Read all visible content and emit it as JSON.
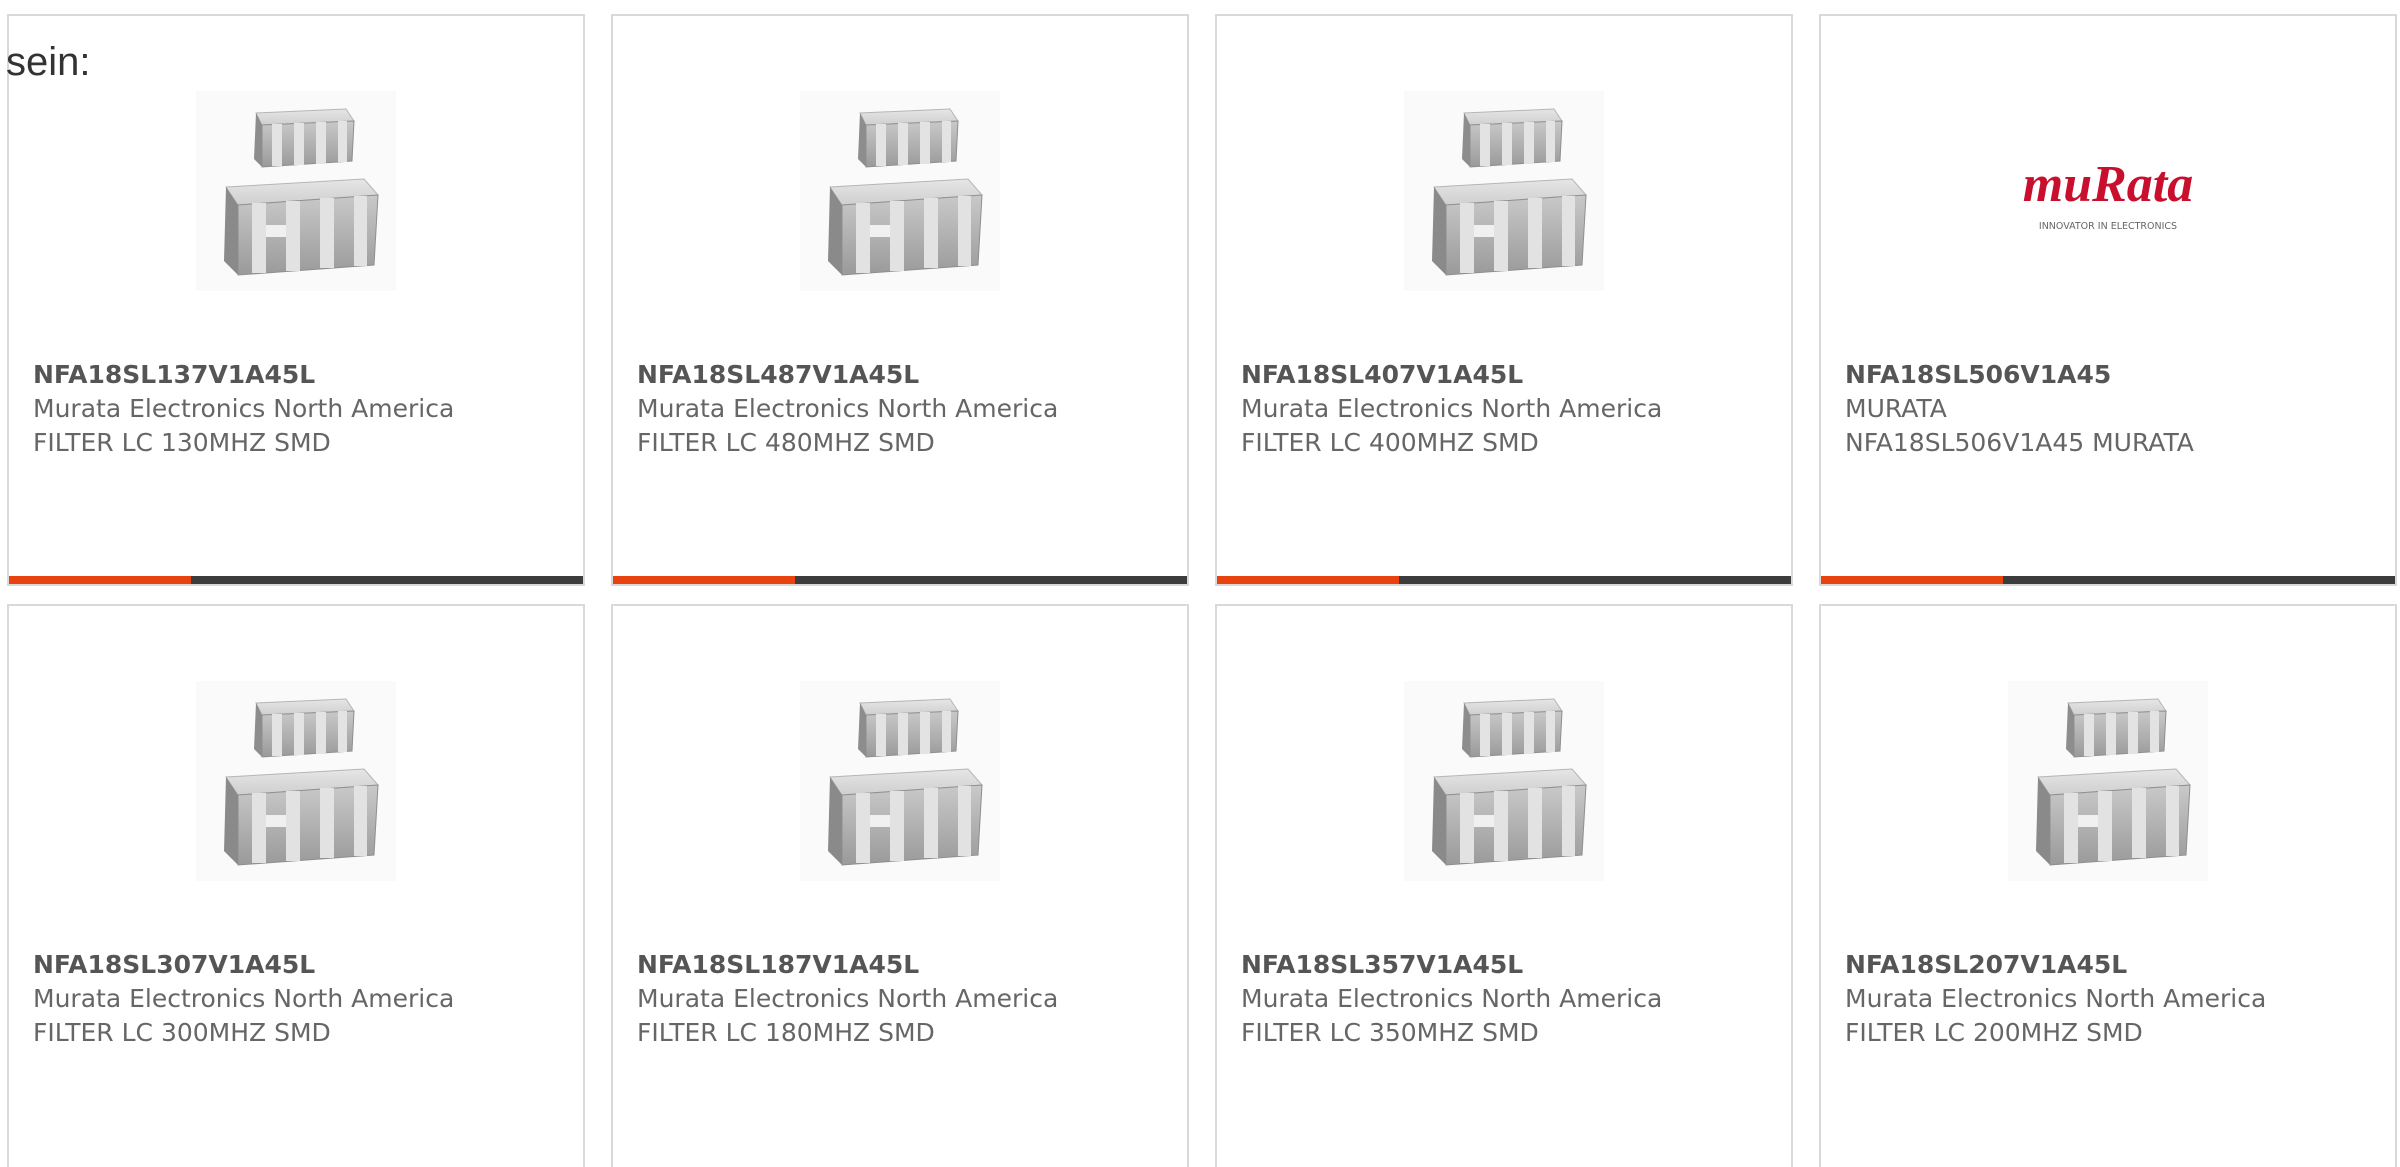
{
  "intro_text": "sein:",
  "colors": {
    "accent": "#e8420f",
    "bar": "#3c3c3c",
    "murata_red": "#c8102e"
  },
  "products": [
    {
      "part_number": "NFA18SL137V1A45L",
      "manufacturer": "Murata Electronics North America",
      "description": "FILTER LC 130MHZ SMD",
      "image": "smd-filter-chip"
    },
    {
      "part_number": "NFA18SL487V1A45L",
      "manufacturer": "Murata Electronics North America",
      "description": "FILTER LC 480MHZ SMD",
      "image": "smd-filter-chip"
    },
    {
      "part_number": "NFA18SL407V1A45L",
      "manufacturer": "Murata Electronics North America",
      "description": "FILTER LC 400MHZ SMD",
      "image": "smd-filter-chip"
    },
    {
      "part_number": "NFA18SL506V1A45",
      "manufacturer": "MURATA",
      "description": "NFA18SL506V1A45 MURATA",
      "image": "murata-logo",
      "logo_text": "muRata",
      "logo_tagline": "INNOVATOR IN ELECTRONICS"
    },
    {
      "part_number": "NFA18SL307V1A45L",
      "manufacturer": "Murata Electronics North America",
      "description": "FILTER LC 300MHZ SMD",
      "image": "smd-filter-chip"
    },
    {
      "part_number": "NFA18SL187V1A45L",
      "manufacturer": "Murata Electronics North America",
      "description": "FILTER LC 180MHZ SMD",
      "image": "smd-filter-chip"
    },
    {
      "part_number": "NFA18SL357V1A45L",
      "manufacturer": "Murata Electronics North America",
      "description": "FILTER LC 350MHZ SMD",
      "image": "smd-filter-chip"
    },
    {
      "part_number": "NFA18SL207V1A45L",
      "manufacturer": "Murata Electronics North America",
      "description": "FILTER LC 200MHZ SMD",
      "image": "smd-filter-chip"
    }
  ]
}
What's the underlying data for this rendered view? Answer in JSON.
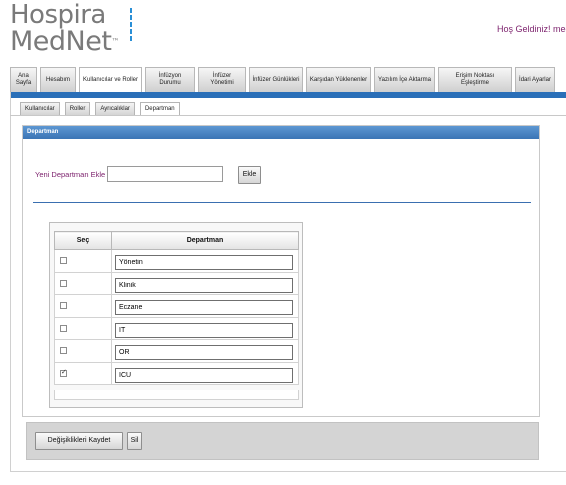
{
  "header": {
    "logo_line1": "Hospira",
    "logo_line2": "MedNet",
    "logo_tm": "™",
    "welcome_text": "Hoş Geldiniz!   medn"
  },
  "main_tabs": [
    {
      "label": "Ana Sayfa",
      "active": false
    },
    {
      "label": "Hesabım",
      "active": false
    },
    {
      "label": "Kullanıcılar ve Roller",
      "active": true
    },
    {
      "label": "İnfüzyon Durumu",
      "active": false
    },
    {
      "label": "İnfüzer Yönetimi",
      "active": false
    },
    {
      "label": "İnfüzer Günlükleri",
      "active": false
    },
    {
      "label": "Karşıdan Yüklenenler",
      "active": false
    },
    {
      "label": "Yazılım İçe Aktarma",
      "active": false
    },
    {
      "label": "Erişim Noktası Eşleştirme",
      "active": false
    },
    {
      "label": "İdari Ayarlar",
      "active": false
    }
  ],
  "sub_tabs": [
    {
      "label": "Kullanıcılar",
      "active": false
    },
    {
      "label": "Roller",
      "active": false
    },
    {
      "label": "Ayrıcalıklar",
      "active": false
    },
    {
      "label": "Departman",
      "active": true
    }
  ],
  "panel": {
    "title": "Departman",
    "add_label": "Yeni Departman Ekle",
    "add_input_value": "",
    "add_button": "Ekle"
  },
  "table": {
    "headers": {
      "select": "Seç",
      "department": "Departman"
    },
    "rows": [
      {
        "checked": false,
        "value": "Yönetin"
      },
      {
        "checked": false,
        "value": "Klinik"
      },
      {
        "checked": false,
        "value": "Eczane"
      },
      {
        "checked": false,
        "value": "IT"
      },
      {
        "checked": false,
        "value": "OR"
      },
      {
        "checked": true,
        "value": "ICU"
      }
    ]
  },
  "footer": {
    "save_button": "Değişiklikleri Kaydet",
    "delete_button": "Sil"
  }
}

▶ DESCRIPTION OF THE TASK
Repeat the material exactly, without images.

▶ ANSWER TO THE PROBLEM
Read all visible content and emit it as JSON.
{
  "intro_text": "sein:",
  "colors": {
    "accent": "#e8420f",
    "bar": "#3c3c3c",
    "murata_red": "#c8102e"
  },
  "products": [
    {
      "part_number": "NFA18SL137V1A45L",
      "manufacturer": "Murata Electronics North America",
      "description": "FILTER LC 130MHZ SMD",
      "image": "smd-filter-chip"
    },
    {
      "part_number": "NFA18SL487V1A45L",
      "manufacturer": "Murata Electronics North America",
      "description": "FILTER LC 480MHZ SMD",
      "image": "smd-filter-chip"
    },
    {
      "part_number": "NFA18SL407V1A45L",
      "manufacturer": "Murata Electronics North America",
      "description": "FILTER LC 400MHZ SMD",
      "image": "smd-filter-chip"
    },
    {
      "part_number": "NFA18SL506V1A45",
      "manufacturer": "MURATA",
      "description": "NFA18SL506V1A45 MURATA",
      "image": "murata-logo",
      "logo_text": "muRata",
      "logo_tagline": "INNOVATOR IN ELECTRONICS"
    },
    {
      "part_number": "NFA18SL307V1A45L",
      "manufacturer": "Murata Electronics North America",
      "description": "FILTER LC 300MHZ SMD",
      "image": "smd-filter-chip"
    },
    {
      "part_number": "NFA18SL187V1A45L",
      "manufacturer": "Murata Electronics North America",
      "description": "FILTER LC 180MHZ SMD",
      "image": "smd-filter-chip"
    },
    {
      "part_number": "NFA18SL357V1A45L",
      "manufacturer": "Murata Electronics North America",
      "description": "FILTER LC 350MHZ SMD",
      "image": "smd-filter-chip"
    },
    {
      "part_number": "NFA18SL207V1A45L",
      "manufacturer": "Murata Electronics North America",
      "description": "FILTER LC 200MHZ SMD",
      "image": "smd-filter-chip"
    }
  ]
}
What's the underlying data for this rendered view? Answer in JSON.
{
  "header": {
    "logo_line1": "Hospira",
    "logo_line2": "MedNet",
    "logo_tm": "™",
    "welcome_text": "Hoş Geldiniz!   medn"
  },
  "main_tabs": [
    {
      "label": "Ana Sayfa",
      "active": false
    },
    {
      "label": "Hesabım",
      "active": false
    },
    {
      "label": "Kullanıcılar ve Roller",
      "active": true
    },
    {
      "label": "İnfüzyon Durumu",
      "active": false
    },
    {
      "label": "İnfüzer Yönetimi",
      "active": false
    },
    {
      "label": "İnfüzer Günlükleri",
      "active": false
    },
    {
      "label": "Karşıdan Yüklenenler",
      "active": false
    },
    {
      "label": "Yazılım İçe Aktarma",
      "active": false
    },
    {
      "label": "Erişim Noktası Eşleştirme",
      "active": false
    },
    {
      "label": "İdari Ayarlar",
      "active": false
    }
  ],
  "sub_tabs": [
    {
      "label": "Kullanıcılar",
      "active": false
    },
    {
      "label": "Roller",
      "active": false
    },
    {
      "label": "Ayrıcalıklar",
      "active": false
    },
    {
      "label": "Departman",
      "active": true
    }
  ],
  "panel": {
    "title": "Departman",
    "add_label": "Yeni Departman Ekle",
    "add_input_value": "",
    "add_button": "Ekle"
  },
  "table": {
    "headers": {
      "select": "Seç",
      "department": "Departman"
    },
    "rows": [
      {
        "checked": false,
        "value": "Yönetin"
      },
      {
        "checked": false,
        "value": "Klinik"
      },
      {
        "checked": false,
        "value": "Eczane"
      },
      {
        "checked": false,
        "value": "IT"
      },
      {
        "checked": false,
        "value": "OR"
      },
      {
        "checked": true,
        "value": "ICU"
      }
    ]
  },
  "footer": {
    "save_button": "Değişiklikleri Kaydet",
    "delete_button": "Sil"
  }
}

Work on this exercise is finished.